Data excerpts:
□ □ □ □ □ □ □
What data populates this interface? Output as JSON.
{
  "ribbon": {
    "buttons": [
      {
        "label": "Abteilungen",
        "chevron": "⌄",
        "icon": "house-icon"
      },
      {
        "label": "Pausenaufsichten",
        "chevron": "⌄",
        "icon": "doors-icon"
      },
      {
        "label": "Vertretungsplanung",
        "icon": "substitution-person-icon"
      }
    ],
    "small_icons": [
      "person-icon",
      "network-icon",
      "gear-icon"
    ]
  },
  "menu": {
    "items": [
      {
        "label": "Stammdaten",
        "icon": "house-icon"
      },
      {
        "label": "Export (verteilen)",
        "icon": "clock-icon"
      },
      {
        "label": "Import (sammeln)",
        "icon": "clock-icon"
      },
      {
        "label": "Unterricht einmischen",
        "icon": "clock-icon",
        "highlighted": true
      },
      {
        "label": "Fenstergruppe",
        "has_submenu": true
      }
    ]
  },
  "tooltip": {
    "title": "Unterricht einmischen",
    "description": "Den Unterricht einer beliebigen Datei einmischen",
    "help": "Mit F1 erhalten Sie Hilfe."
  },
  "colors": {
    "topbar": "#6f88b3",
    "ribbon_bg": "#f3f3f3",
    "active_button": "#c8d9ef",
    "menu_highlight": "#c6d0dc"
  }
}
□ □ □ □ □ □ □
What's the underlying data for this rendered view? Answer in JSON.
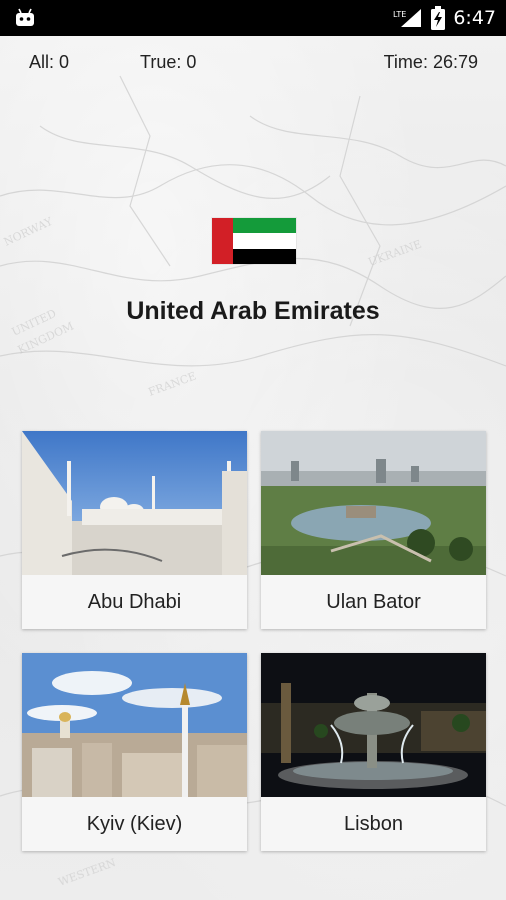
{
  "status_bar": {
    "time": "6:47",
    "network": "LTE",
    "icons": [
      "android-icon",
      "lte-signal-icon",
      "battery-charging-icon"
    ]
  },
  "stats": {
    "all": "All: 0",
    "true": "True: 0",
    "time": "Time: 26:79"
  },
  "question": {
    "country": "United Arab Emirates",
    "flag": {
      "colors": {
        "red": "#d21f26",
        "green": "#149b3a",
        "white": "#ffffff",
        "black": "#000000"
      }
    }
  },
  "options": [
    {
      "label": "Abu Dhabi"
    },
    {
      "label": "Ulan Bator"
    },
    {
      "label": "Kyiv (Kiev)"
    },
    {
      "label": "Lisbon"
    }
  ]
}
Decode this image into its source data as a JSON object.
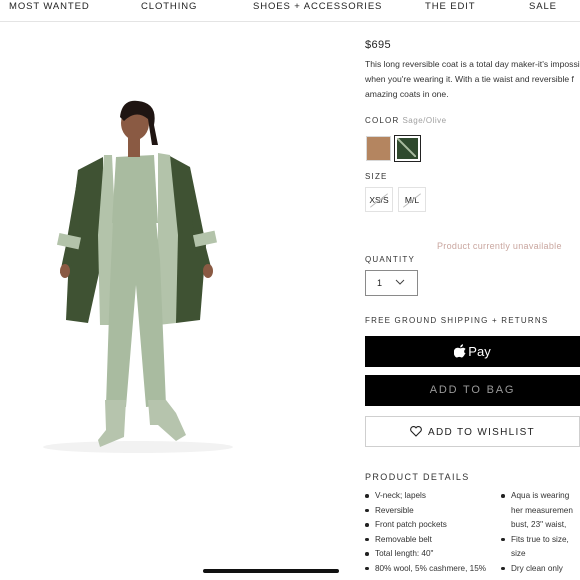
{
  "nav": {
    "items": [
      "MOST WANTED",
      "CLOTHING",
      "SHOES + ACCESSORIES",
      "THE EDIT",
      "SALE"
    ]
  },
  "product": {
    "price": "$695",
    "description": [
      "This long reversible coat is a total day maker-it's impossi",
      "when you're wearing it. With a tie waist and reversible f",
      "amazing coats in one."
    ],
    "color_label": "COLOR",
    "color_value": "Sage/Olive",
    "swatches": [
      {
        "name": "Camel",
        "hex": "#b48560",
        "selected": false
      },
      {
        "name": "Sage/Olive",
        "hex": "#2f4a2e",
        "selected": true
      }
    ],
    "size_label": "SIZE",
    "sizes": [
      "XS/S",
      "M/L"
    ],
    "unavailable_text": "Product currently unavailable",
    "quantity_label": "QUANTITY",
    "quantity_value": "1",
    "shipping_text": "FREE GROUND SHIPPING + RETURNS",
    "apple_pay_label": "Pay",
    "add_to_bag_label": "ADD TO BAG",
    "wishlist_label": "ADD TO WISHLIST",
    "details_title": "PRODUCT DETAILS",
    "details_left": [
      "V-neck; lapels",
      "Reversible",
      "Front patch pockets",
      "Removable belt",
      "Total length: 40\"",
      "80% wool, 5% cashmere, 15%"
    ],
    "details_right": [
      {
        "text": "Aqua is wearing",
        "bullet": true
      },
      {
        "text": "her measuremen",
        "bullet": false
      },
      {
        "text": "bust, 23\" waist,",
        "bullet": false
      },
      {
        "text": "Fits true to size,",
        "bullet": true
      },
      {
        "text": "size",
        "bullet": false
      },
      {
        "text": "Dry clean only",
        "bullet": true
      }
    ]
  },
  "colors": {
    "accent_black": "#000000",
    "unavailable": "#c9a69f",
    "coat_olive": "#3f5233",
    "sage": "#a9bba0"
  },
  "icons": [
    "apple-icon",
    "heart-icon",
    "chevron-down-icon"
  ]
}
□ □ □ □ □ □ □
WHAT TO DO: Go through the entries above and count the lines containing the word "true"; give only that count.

SOLUTION TO THIS TASK: 8